*INSTRUCTIONS TO FOLLOW*
Would you copy out the following entries exactly, without any of the pictures?

*EXERCISE DATA*
++++++++

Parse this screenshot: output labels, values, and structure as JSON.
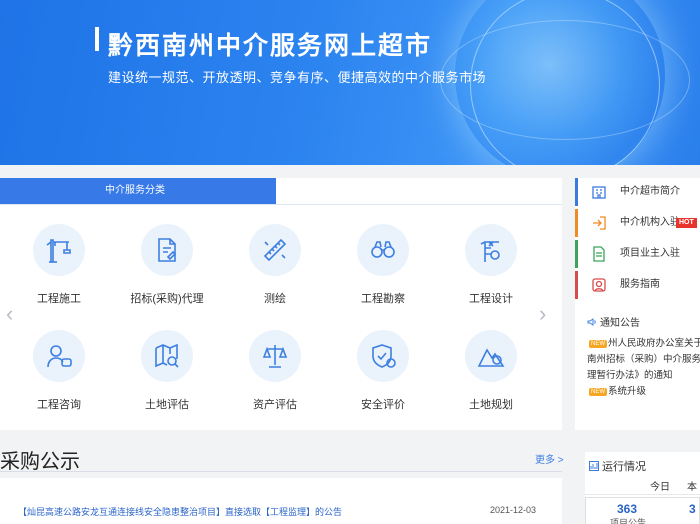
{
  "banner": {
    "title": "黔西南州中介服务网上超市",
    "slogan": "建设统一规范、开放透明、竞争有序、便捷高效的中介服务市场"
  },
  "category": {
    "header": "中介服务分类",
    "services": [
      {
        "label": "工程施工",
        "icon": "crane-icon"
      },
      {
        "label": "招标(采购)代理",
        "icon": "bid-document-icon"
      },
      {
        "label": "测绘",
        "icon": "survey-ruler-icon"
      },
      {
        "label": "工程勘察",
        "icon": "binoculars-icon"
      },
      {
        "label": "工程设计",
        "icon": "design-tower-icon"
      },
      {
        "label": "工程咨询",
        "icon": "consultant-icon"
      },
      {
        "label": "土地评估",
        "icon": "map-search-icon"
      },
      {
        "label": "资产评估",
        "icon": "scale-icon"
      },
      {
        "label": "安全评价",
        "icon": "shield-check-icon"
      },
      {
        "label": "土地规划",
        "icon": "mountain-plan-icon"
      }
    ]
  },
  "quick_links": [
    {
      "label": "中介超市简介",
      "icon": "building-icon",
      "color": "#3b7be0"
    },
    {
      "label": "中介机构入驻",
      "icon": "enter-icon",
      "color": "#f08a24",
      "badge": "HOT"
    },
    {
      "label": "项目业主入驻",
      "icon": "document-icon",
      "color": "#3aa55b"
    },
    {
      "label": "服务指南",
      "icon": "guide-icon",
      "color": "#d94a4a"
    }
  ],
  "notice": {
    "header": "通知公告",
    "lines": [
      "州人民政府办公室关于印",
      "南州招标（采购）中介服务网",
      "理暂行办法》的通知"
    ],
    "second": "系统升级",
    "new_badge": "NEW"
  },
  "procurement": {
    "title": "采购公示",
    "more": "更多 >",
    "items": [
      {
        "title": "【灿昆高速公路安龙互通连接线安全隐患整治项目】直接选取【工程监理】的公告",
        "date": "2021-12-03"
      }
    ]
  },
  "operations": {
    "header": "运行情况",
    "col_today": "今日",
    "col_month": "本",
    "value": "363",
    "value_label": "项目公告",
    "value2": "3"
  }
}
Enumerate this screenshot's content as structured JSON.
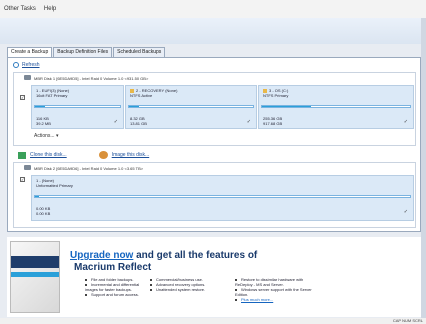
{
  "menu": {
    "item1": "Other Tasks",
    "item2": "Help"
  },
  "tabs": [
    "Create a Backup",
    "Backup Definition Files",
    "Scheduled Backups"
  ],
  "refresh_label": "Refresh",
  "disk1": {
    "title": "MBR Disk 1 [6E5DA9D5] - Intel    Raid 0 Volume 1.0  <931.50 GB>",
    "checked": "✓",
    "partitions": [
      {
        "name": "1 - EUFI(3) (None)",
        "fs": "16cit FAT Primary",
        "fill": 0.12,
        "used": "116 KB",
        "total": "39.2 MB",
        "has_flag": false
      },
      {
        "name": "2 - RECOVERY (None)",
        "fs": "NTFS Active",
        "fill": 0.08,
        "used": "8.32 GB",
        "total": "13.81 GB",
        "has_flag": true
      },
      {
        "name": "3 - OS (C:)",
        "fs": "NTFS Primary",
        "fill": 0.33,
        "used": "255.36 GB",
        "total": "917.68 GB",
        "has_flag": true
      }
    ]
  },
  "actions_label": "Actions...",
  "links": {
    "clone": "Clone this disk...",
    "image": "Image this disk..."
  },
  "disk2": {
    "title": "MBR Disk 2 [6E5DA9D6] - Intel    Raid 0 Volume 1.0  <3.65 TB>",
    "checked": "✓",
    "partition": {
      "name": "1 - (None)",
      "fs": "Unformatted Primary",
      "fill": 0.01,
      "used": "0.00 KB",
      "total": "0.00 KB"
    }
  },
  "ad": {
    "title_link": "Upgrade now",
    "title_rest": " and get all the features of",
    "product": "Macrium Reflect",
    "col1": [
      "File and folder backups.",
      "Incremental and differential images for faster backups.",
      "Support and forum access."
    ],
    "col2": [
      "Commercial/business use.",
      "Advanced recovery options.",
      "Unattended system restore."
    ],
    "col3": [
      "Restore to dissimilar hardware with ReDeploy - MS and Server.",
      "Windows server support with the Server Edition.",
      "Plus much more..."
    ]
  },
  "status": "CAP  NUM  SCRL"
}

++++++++

*SOLVED EXERCISE*
Parse this screenshot: output labels, values, and structure as JSON.
{
  "banner": {
    "title": "黔西南州中介服务网上超市",
    "slogan": "建设统一规范、开放透明、竞争有序、便捷高效的中介服务市场"
  },
  "category": {
    "header": "中介服务分类",
    "services": [
      {
        "label": "工程施工",
        "icon": "crane-icon"
      },
      {
        "label": "招标(采购)代理",
        "icon": "bid-document-icon"
      },
      {
        "label": "测绘",
        "icon": "survey-ruler-icon"
      },
      {
        "label": "工程勘察",
        "icon": "binoculars-icon"
      },
      {
        "label": "工程设计",
        "icon": "design-tower-icon"
      },
      {
        "label": "工程咨询",
        "icon": "consultant-icon"
      },
      {
        "label": "土地评估",
        "icon": "map-search-icon"
      },
      {
        "label": "资产评估",
        "icon": "scale-icon"
      },
      {
        "label": "安全评价",
        "icon": "shield-check-icon"
      },
      {
        "label": "土地规划",
        "icon": "mountain-plan-icon"
      }
    ]
  },
  "quick_links": [
    {
      "label": "中介超市简介",
      "icon": "building-icon",
      "color": "#3b7be0"
    },
    {
      "label": "中介机构入驻",
      "icon": "enter-icon",
      "color": "#f08a24",
      "badge": "HOT"
    },
    {
      "label": "项目业主入驻",
      "icon": "document-icon",
      "color": "#3aa55b"
    },
    {
      "label": "服务指南",
      "icon": "guide-icon",
      "color": "#d94a4a"
    }
  ],
  "notice": {
    "header": "通知公告",
    "lines": [
      "州人民政府办公室关于印",
      "南州招标（采购）中介服务网",
      "理暂行办法》的通知"
    ],
    "second": "系统升级",
    "new_badge": "NEW"
  },
  "procurement": {
    "title": "采购公示",
    "more": "更多 >",
    "items": [
      {
        "title": "【灿昆高速公路安龙互通连接线安全隐患整治项目】直接选取【工程监理】的公告",
        "date": "2021-12-03"
      }
    ]
  },
  "operations": {
    "header": "运行情况",
    "col_today": "今日",
    "col_month": "本",
    "value": "363",
    "value_label": "项目公告",
    "value2": "3"
  }
}
Enumerate this screenshot's content as structured JSON.
{
  "menu": {
    "item1": "Other Tasks",
    "item2": "Help"
  },
  "tabs": [
    "Create a Backup",
    "Backup Definition Files",
    "Scheduled Backups"
  ],
  "refresh_label": "Refresh",
  "disk1": {
    "title": "MBR Disk 1 [6E5DA9D5] - Intel    Raid 0 Volume 1.0  <931.50 GB>",
    "checked": "✓",
    "partitions": [
      {
        "name": "1 - EUFI(3) (None)",
        "fs": "16cit FAT Primary",
        "fill": 0.12,
        "used": "116 KB",
        "total": "39.2 MB",
        "has_flag": false
      },
      {
        "name": "2 - RECOVERY (None)",
        "fs": "NTFS Active",
        "fill": 0.08,
        "used": "8.32 GB",
        "total": "13.81 GB",
        "has_flag": true
      },
      {
        "name": "3 - OS (C:)",
        "fs": "NTFS Primary",
        "fill": 0.33,
        "used": "255.36 GB",
        "total": "917.68 GB",
        "has_flag": true
      }
    ]
  },
  "actions_label": "Actions...",
  "links": {
    "clone": "Clone this disk...",
    "image": "Image this disk..."
  },
  "disk2": {
    "title": "MBR Disk 2 [6E5DA9D6] - Intel    Raid 0 Volume 1.0  <3.65 TB>",
    "checked": "✓",
    "partition": {
      "name": "1 - (None)",
      "fs": "Unformatted Primary",
      "fill": 0.01,
      "used": "0.00 KB",
      "total": "0.00 KB"
    }
  },
  "ad": {
    "title_link": "Upgrade now",
    "title_rest": " and get all the features of",
    "product": "Macrium Reflect",
    "col1": [
      "File and folder backups.",
      "Incremental and differential images for faster backups.",
      "Support and forum access."
    ],
    "col2": [
      "Commercial/business use.",
      "Advanced recovery options.",
      "Unattended system restore."
    ],
    "col3": [
      "Restore to dissimilar hardware with ReDeploy - MS and Server.",
      "Windows server support with the Server Edition.",
      "Plus much more..."
    ]
  },
  "status": "CAP  NUM  SCRL"
}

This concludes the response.